═════ Materials provided

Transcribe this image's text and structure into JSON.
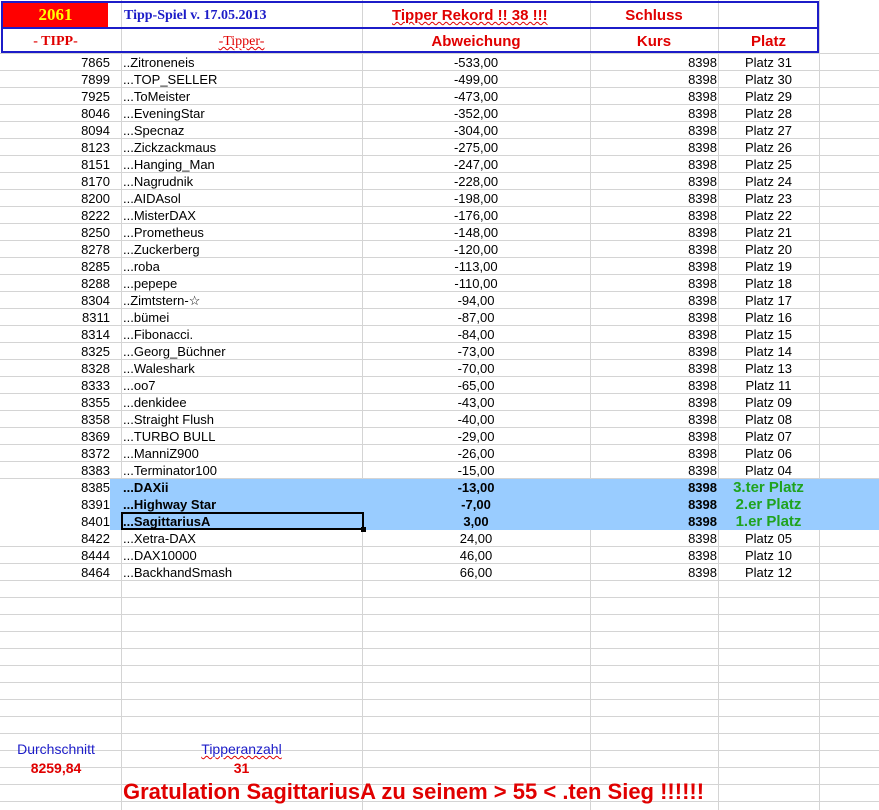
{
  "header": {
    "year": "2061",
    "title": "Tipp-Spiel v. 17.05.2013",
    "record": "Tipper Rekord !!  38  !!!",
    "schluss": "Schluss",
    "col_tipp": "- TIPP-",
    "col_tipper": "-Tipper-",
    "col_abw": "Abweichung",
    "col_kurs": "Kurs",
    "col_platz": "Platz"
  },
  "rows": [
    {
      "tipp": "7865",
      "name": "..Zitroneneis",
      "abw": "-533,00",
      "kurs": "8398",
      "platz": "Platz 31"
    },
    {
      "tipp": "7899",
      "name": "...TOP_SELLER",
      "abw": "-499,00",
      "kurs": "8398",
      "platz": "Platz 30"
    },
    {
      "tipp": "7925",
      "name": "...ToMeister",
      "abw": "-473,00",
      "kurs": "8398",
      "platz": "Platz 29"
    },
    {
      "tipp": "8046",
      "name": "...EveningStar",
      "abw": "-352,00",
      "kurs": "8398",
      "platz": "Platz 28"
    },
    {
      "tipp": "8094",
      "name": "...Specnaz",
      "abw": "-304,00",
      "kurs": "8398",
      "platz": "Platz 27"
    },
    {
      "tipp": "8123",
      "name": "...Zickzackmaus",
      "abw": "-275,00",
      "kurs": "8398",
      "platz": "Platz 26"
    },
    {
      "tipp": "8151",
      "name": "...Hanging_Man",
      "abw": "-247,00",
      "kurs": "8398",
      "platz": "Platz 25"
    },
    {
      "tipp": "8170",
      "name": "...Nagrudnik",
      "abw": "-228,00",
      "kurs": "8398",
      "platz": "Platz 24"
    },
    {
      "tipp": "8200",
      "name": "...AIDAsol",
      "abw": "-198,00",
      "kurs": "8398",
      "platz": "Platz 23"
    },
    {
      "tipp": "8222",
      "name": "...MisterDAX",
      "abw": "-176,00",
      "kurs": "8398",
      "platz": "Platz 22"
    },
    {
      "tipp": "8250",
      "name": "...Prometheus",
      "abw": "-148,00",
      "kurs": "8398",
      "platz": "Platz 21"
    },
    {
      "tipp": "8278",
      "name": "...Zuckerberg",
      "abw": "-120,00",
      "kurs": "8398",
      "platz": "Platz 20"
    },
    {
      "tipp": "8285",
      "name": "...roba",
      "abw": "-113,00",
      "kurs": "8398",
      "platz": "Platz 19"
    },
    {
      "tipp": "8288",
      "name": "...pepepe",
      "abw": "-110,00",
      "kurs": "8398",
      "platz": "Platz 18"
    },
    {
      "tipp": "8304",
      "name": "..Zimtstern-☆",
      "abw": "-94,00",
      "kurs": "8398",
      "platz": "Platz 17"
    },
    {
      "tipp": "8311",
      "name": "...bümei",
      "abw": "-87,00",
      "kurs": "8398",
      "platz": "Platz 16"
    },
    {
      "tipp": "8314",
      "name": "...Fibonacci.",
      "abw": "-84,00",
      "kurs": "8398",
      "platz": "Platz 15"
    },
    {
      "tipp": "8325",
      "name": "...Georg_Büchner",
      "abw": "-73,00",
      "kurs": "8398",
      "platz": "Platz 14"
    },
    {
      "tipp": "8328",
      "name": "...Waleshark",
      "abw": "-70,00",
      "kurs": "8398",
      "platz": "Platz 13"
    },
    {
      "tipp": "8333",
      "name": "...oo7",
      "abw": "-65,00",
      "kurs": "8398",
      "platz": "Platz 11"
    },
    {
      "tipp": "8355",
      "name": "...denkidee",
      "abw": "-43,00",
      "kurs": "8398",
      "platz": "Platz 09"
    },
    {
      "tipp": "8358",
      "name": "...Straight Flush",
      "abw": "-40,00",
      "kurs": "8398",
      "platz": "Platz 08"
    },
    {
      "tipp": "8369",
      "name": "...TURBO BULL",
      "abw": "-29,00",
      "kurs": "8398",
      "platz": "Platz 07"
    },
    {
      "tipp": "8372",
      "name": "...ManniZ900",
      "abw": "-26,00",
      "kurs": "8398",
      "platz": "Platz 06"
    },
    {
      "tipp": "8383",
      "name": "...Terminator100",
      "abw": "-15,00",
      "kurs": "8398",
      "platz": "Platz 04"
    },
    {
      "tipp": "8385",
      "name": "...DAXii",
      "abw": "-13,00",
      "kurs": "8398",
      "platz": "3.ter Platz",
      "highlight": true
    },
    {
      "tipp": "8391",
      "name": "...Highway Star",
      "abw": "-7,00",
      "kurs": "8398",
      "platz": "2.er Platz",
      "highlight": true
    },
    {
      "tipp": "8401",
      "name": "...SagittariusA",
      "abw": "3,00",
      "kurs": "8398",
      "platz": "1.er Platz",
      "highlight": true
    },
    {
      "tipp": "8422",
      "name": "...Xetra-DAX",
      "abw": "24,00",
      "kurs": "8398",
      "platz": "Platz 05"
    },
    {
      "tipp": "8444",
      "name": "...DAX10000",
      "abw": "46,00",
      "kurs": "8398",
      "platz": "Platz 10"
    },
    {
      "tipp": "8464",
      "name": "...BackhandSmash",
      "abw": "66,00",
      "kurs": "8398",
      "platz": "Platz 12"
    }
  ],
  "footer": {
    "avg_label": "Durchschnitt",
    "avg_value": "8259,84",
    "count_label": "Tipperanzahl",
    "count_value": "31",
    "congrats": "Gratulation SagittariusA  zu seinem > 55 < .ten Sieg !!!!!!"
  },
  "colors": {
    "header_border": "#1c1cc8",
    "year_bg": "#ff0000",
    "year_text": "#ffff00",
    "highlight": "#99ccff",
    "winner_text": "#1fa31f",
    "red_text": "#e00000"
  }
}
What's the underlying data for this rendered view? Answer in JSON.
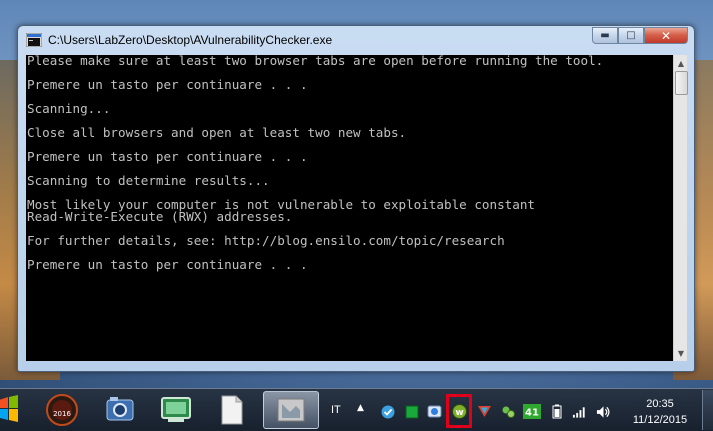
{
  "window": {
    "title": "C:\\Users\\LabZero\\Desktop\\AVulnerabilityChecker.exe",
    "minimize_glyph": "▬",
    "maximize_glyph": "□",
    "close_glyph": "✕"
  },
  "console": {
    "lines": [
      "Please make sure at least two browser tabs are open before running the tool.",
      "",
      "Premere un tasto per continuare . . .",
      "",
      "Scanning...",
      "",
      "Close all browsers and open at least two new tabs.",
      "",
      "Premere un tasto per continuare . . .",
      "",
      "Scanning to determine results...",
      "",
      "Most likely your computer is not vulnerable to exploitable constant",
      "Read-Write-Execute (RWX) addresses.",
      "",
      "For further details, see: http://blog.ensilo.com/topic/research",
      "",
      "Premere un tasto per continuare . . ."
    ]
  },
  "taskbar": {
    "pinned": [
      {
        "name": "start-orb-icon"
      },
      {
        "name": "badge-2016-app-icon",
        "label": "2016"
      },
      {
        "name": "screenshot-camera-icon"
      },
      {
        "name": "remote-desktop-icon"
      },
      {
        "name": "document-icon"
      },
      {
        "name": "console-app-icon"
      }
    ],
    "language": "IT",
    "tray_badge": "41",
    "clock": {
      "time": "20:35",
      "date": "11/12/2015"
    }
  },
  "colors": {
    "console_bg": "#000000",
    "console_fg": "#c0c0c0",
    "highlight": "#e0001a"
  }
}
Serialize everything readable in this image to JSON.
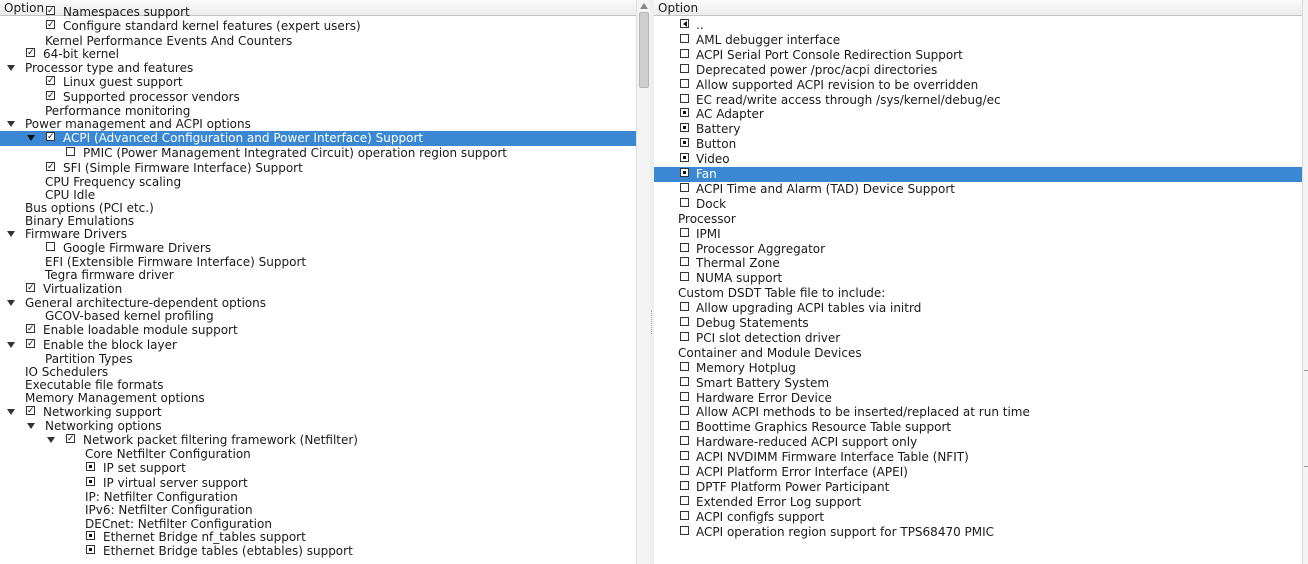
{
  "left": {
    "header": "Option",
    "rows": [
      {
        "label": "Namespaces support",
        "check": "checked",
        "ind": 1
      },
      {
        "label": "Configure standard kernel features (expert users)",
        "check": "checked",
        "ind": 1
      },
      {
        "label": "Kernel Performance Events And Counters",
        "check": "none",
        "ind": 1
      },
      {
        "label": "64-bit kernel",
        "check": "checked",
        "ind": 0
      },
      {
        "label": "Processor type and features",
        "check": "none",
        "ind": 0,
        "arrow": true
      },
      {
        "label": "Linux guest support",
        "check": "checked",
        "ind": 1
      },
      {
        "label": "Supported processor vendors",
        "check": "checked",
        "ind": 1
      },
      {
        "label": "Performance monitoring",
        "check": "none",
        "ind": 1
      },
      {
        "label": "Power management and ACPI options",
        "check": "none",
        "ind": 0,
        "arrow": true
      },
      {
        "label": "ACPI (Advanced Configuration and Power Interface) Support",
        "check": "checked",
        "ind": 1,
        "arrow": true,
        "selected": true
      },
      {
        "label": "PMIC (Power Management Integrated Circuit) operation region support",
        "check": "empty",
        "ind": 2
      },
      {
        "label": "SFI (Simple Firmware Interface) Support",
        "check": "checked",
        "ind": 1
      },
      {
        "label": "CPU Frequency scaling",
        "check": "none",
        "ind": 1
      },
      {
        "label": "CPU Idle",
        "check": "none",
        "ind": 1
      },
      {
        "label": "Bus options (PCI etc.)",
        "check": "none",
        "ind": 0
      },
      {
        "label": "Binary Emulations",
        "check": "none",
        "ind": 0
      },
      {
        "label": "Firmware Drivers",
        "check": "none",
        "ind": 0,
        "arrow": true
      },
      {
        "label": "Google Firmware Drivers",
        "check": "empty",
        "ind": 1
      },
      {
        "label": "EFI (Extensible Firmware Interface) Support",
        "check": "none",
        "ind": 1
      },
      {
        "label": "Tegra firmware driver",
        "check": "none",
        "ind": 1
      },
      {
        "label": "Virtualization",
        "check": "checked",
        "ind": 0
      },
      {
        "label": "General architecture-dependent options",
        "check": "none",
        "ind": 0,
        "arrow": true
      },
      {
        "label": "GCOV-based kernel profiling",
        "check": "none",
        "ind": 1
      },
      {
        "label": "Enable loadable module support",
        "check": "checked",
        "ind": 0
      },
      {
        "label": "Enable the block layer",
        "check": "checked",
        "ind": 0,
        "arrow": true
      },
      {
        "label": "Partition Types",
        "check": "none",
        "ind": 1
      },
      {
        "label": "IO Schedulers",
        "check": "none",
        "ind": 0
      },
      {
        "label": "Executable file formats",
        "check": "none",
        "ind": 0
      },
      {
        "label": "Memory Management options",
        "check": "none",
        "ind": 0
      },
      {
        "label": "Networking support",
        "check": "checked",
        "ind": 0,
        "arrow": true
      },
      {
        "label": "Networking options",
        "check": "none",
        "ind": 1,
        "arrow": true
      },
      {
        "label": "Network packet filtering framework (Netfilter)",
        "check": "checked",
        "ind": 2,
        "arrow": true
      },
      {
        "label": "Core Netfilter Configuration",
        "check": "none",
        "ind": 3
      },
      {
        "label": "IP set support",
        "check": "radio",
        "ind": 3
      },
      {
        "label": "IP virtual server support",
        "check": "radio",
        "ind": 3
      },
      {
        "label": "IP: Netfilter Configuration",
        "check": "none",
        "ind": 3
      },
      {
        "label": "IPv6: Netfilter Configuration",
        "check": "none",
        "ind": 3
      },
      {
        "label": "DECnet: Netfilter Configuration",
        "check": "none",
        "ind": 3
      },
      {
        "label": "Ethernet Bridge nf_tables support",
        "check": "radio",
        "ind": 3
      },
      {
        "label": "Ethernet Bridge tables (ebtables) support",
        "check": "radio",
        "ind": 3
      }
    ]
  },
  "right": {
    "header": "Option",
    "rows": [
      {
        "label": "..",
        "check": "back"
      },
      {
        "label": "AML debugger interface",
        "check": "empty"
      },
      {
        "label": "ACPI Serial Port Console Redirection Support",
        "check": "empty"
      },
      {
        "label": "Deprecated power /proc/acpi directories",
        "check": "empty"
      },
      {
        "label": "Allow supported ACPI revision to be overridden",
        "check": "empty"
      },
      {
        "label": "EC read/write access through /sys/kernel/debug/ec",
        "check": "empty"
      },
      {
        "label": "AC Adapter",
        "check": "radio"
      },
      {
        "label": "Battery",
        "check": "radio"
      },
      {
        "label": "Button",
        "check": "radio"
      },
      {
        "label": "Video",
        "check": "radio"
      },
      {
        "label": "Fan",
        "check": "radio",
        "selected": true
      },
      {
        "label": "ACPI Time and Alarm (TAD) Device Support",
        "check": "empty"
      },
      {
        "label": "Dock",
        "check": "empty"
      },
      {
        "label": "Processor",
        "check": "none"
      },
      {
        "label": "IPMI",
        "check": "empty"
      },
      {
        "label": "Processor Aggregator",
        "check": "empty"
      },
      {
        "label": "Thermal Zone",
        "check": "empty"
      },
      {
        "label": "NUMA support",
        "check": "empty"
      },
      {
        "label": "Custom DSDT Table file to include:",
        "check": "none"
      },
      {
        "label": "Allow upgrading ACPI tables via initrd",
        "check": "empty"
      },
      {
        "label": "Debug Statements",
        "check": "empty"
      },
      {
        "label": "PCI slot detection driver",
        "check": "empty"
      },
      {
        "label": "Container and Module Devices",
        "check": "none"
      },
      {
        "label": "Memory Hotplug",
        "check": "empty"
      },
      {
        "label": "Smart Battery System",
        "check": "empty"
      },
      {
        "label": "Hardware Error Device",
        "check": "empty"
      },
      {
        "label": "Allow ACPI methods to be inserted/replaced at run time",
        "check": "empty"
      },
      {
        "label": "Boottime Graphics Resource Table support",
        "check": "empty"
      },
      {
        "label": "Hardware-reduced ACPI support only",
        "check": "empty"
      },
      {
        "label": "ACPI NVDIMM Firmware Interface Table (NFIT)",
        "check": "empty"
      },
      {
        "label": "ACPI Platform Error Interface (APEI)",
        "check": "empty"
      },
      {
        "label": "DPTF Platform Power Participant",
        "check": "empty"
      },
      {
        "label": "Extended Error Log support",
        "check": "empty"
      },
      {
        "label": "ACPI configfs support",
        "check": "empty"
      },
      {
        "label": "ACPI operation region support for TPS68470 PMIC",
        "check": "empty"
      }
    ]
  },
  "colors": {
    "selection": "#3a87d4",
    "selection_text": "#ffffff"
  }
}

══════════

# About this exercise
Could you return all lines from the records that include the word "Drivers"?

# Response box
        "label": "Firmware Drivers",
        "label": "Google Firmware Drivers",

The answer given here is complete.